» The data:
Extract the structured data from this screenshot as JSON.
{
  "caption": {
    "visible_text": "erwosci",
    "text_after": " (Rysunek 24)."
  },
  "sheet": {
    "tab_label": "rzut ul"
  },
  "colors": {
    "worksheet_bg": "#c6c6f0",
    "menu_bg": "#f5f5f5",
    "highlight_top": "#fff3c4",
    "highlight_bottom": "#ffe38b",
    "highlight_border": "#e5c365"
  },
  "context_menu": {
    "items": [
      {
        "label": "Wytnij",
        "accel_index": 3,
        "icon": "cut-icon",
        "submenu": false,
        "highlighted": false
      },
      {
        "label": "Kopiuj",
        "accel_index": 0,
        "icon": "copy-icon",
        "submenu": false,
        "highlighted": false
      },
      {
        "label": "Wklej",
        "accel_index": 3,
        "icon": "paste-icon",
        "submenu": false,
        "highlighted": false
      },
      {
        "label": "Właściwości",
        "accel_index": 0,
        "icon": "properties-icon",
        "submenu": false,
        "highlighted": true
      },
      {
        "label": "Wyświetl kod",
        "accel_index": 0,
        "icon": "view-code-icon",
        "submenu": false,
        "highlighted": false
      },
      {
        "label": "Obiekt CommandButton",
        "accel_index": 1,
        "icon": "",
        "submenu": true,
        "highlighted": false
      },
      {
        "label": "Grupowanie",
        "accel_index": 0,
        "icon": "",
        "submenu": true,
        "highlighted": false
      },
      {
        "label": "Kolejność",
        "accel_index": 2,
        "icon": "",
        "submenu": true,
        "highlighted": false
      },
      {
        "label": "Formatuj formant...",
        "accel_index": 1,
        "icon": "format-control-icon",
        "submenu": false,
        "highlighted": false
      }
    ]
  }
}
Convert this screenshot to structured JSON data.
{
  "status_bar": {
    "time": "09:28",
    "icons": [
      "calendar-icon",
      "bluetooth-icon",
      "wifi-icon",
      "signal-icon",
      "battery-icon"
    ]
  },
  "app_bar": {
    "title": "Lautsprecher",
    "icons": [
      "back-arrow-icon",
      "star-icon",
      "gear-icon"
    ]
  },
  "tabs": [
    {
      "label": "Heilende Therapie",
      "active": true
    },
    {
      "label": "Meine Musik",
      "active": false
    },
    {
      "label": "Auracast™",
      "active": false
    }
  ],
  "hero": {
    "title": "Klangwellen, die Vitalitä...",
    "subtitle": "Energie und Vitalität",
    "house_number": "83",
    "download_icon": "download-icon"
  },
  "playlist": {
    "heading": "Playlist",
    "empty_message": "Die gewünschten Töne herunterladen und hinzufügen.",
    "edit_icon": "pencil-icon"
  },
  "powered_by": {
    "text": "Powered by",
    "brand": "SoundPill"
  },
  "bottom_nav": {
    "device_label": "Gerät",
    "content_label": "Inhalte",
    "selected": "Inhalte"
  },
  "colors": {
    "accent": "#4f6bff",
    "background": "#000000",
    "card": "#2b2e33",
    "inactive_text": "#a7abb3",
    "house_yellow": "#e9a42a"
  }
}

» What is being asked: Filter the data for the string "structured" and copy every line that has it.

» Completed exercise:
Extract the structured data from this screenshot as JSON.
Convert this screenshot to structured JSON data.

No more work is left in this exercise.